“It was impossible to get Micheletti and Zelaya to sit at the same table,” Arias says. “Both were intransigent.”
The Honduran mess made Arias wary of the “specter of authoritarianism” increasing in the region, although he diplomatically avoids singling out individual countries where the powerful are trampling on democratic institutions. “With states that are so weak, there are not sufficient resources for education, health care, infrastructure and security,” he says, chiding the region’s elites for not paying enough in taxes.

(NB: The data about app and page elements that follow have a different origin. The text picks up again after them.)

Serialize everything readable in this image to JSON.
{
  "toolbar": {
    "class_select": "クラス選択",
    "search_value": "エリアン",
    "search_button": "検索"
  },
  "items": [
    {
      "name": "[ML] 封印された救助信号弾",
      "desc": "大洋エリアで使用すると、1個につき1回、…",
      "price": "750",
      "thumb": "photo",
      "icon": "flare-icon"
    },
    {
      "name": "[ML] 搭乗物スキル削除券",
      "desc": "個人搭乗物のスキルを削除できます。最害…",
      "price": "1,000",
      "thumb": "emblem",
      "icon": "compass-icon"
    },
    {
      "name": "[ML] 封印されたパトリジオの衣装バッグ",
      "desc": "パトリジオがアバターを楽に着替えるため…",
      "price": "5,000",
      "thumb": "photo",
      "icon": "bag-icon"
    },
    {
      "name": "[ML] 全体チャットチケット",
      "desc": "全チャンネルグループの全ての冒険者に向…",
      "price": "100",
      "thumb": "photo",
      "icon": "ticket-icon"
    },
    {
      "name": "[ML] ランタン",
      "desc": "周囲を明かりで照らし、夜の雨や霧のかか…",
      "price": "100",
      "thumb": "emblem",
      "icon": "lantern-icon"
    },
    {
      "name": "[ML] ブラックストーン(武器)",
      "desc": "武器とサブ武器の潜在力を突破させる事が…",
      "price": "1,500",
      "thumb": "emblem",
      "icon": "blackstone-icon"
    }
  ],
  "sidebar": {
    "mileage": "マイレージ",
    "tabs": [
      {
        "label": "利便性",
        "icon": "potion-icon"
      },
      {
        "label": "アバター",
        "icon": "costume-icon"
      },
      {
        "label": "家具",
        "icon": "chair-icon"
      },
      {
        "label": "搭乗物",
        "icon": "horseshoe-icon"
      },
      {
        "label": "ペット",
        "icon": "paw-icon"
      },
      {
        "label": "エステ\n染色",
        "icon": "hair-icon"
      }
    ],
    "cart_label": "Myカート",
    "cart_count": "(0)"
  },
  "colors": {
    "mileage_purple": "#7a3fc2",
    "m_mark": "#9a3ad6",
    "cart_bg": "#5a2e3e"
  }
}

At 71, Arias still has those same thick and undulating waves of hair, cleft by a neat part on his left, that appeared in news photos during his peace-planning glory days. But the strands have gone gray, and his voice, both across a table in the bar of the Mayflower Hotel and behind a lectern, can sound somber, trailing off at times, almost wistful. He is not one of those public figures particularly prone to clapping shoulders. His charisma is a subtler thing, a muted presence that somehow draws his listeners in just as persistently and effectively as a less subdued politician’s bearhug might. In a clutch of news reporters after a speech at the Organization of American States, he tightly interlocks the fingers of both hands, forming a ball beneath his chin, as though he were holding onto something that threatened to get away from him. His eyes fix on the ball of fingers before him, rather than the questioners.